In 2012, she represented Oceania in Seattle’s Pacific Rim Championships, Seattle, USA. While in Seattle, she won two silvers and a bronze, following up with her appearance with a wild-card qualification for the 2012 London Summer Olympics. Unrelated, her favourite movie is Love Actually and her favourite team is the Springboks, South Africa’s national rugby team.
Beyond the gold
In 2008, while still doing competitive gymnastics, Jeanie enrolled for a Sports Science degree at the University of Western Australia. Like many gymnastics enthusiasts, she started young, but she didn’t receive Olympic recognition until her 20s. She describes it as her most significant gymnastic moment, and her best sporting year overall. Jeanie couldn’t have achieved any of it without the support of her coach, who worked with her both in Zimbabwe and Australia.

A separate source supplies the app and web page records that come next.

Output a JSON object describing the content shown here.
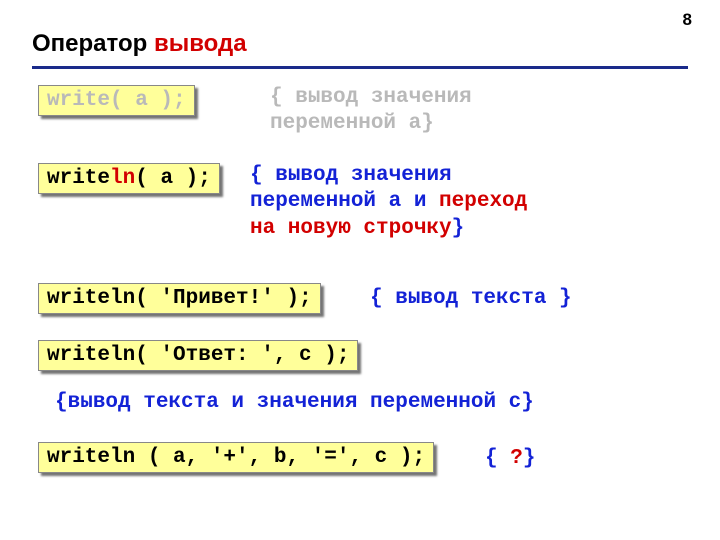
{
  "page_number": "8",
  "title": {
    "part1": "Оператор ",
    "part2": "вывода"
  },
  "items": [
    {
      "code": {
        "full": "write( a );",
        "muted": true
      },
      "comment": {
        "open": "{ ",
        "blue1": "вывод значения",
        "blue2": "переменной a",
        "close": "}",
        "muted": true
      }
    },
    {
      "code": {
        "pre": "write",
        "red": "ln",
        "post": "( a );"
      },
      "comment": {
        "open": "{ ",
        "blue1": "вывод значения",
        "blue2": "переменной a и ",
        "red": "переход",
        "red2": "на новую строчку",
        "close": "}"
      }
    },
    {
      "code": {
        "full": "writeln( 'Привет!' );"
      },
      "comment": {
        "open": "{ ",
        "blue": "вывод текста ",
        "close": "}"
      }
    },
    {
      "code": {
        "full": "writeln( 'Ответ: ', c );"
      },
      "comment": {
        "open": "{",
        "blue": "вывод текста и значения переменной c",
        "close": "}"
      }
    },
    {
      "code": {
        "full": "writeln ( a, '+', b, '=', c );"
      },
      "comment": {
        "open": "{ ",
        "red": "?",
        "close": "}"
      }
    }
  ]
}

That support system and discipline plays a big role in sporting success. It’s not just about being talented or joining the right gymnastics club in Sydney. After all, Jeanie began her training path in Harare, and was based in Perth at the time of her national and Olympic qualifications. She still lives there now. But you do need the right team, and the right coach, so it may be helpful to find yourself a Krasi, or at least a good club within your neighbourhood.
Like many sports, gymnastics has a large mental / psychological component. Gymnasts can do things with their bodies that most of us see as pure magic. They need mental toughness and individual grit to stretch their bodies past breaking point, literally. When us mortals try to extend our limbs or contort our muscles, we hear cracks and creaks. Gymnasts routinely push beyond those points, making it look easy … and so graceful.
So no, you don’t have to move to Africa if you’d like to get into the Olympics. But it’s certainly helpful to join a good fitness and gym centre in Sydney, or wherever you live. Attend practice sessions religiously, listen to your coaches, and never give up on yourself. You never know – you just might spin and twirl your way to Australia’s next gymnastic gold. As Jeanie says, “If you think you can, you can.”